Revd Canon Joanna Penberthy with Dr Barry Morgan, Archbishop of Wales. Photo: The Church in Wales

The first woman Bishop in Wales has been consecrated at Cardiff's Llandaff Cathedral in "an historic" day for the Church in Wales.

The Revd Canon Joanna Penberthy was elected as the 129th Bishop of St Davids last year.

It was the first chance for a woman to be elected as a Bishop since the church made the decision to allow it in 2013.

A previous vote in 2008 to allow the ordination of women as Bishops had narrowly failed.

Dr Barry Morgan, Archbishop of Wales. Credit: PA

The Archbishop of Wales, Dr Barry Morgan, said the glass ceiling had been broken for women in the Church of Wales.

He also paid tribute to the women clergy for “daring to trust and hope” during what had been a “long and hard journey” to ordination.

But Dr Morgan, who retires next week, made it clear that the Bishop was appointed for her talents, not her gender.

This is an historic occasion for the Church in Wales, as well as a being hugely significant moment for Canon Joanna. It is marvellous that it is possible for us to appoint women, as well as men, to all three Orders of ministry and to regard that as now being the norm.

What matters is not gender, but suitability, character, gifts - and that was why Joanna was elected as Bishop.

I hope everyone will celebrate with us and support Joanna and pray for her as she embarks on this next stage in her ministry.

– Dr Barry Morgan, Archbishop of Wales

The Revd Canon Joanna Penberthy was born in Swansea and grew up in Cardiff.

She was among the first women ordained as priests in Wales in 1997 and, ten years later, was made a Canon at St Davids Cathedral, where she will be enthroned as Bishop in February.

In some ways I think anyone who's about to be consecrated as a Bishop feels the awe of the occasion, but obviously [being the first woman Bishop in Wales] adds to it hugely.

Therefore it's a cause of great joy as it's, in a sense, been something the Church in Wales has been reflecting about, praying about, talking about, arguing about and moving towards for a long time.

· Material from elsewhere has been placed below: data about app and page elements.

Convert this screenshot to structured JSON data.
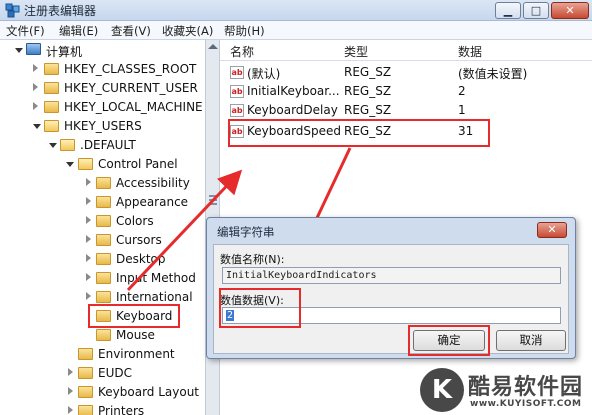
{
  "window": {
    "title": "注册表编辑器",
    "min_glyph": "▁",
    "max_glyph": "□",
    "close_glyph": "✕"
  },
  "menu": [
    "文件(F)",
    "编辑(E)",
    "查看(V)",
    "收藏夹(A)",
    "帮助(H)"
  ],
  "tree": [
    {
      "label": "计算机",
      "expanded": true
    },
    {
      "label": "HKEY_CLASSES_ROOT",
      "expanded": false
    },
    {
      "label": "HKEY_CURRENT_USER",
      "expanded": false
    },
    {
      "label": "HKEY_LOCAL_MACHINE",
      "expanded": false
    },
    {
      "label": "HKEY_USERS",
      "expanded": true
    },
    {
      "label": ".DEFAULT",
      "expanded": true
    },
    {
      "label": "Control Panel",
      "expanded": true
    },
    {
      "label": "Accessibility",
      "expanded": false
    },
    {
      "label": "Appearance",
      "expanded": false
    },
    {
      "label": "Colors",
      "expanded": false
    },
    {
      "label": "Cursors",
      "expanded": false
    },
    {
      "label": "Desktop",
      "expanded": false
    },
    {
      "label": "Input Method",
      "expanded": false
    },
    {
      "label": "International",
      "expanded": false
    },
    {
      "label": "Keyboard",
      "selected": true
    },
    {
      "label": "Mouse"
    },
    {
      "label": "Environment"
    },
    {
      "label": "EUDC",
      "expanded": false
    },
    {
      "label": "Keyboard Layout",
      "expanded": false
    },
    {
      "label": "Printers",
      "expanded": false
    }
  ],
  "list": {
    "columns": [
      "名称",
      "类型",
      "数据"
    ],
    "rows": [
      {
        "icon": "ab",
        "name": "(默认)",
        "type": "REG_SZ",
        "data": "(数值未设置)"
      },
      {
        "icon": "ab",
        "name": "InitialKeyboar...",
        "type": "REG_SZ",
        "data": "2"
      },
      {
        "icon": "ab",
        "name": "KeyboardDelay",
        "type": "REG_SZ",
        "data": "1"
      },
      {
        "icon": "ab",
        "name": "KeyboardSpeed",
        "type": "REG_SZ",
        "data": "31"
      }
    ]
  },
  "dialog": {
    "title": "编辑字符串",
    "close_glyph": "✕",
    "name_label": "数值名称(N):",
    "name_value": "InitialKeyboardIndicators",
    "data_label": "数值数据(V):",
    "data_value": "2",
    "ok_label": "确定",
    "cancel_label": "取消"
  },
  "watermark": {
    "logo_letter": "K",
    "text": "酷易软件园",
    "url": "www.KUYISOFT.COM"
  },
  "colors": {
    "highlight": "#e52b2b",
    "selection": "#3a78d4"
  }
}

– The Revd Canon Joanna Penberthy

More than 500 people attended the bilingual service.

Emily Gadd reports: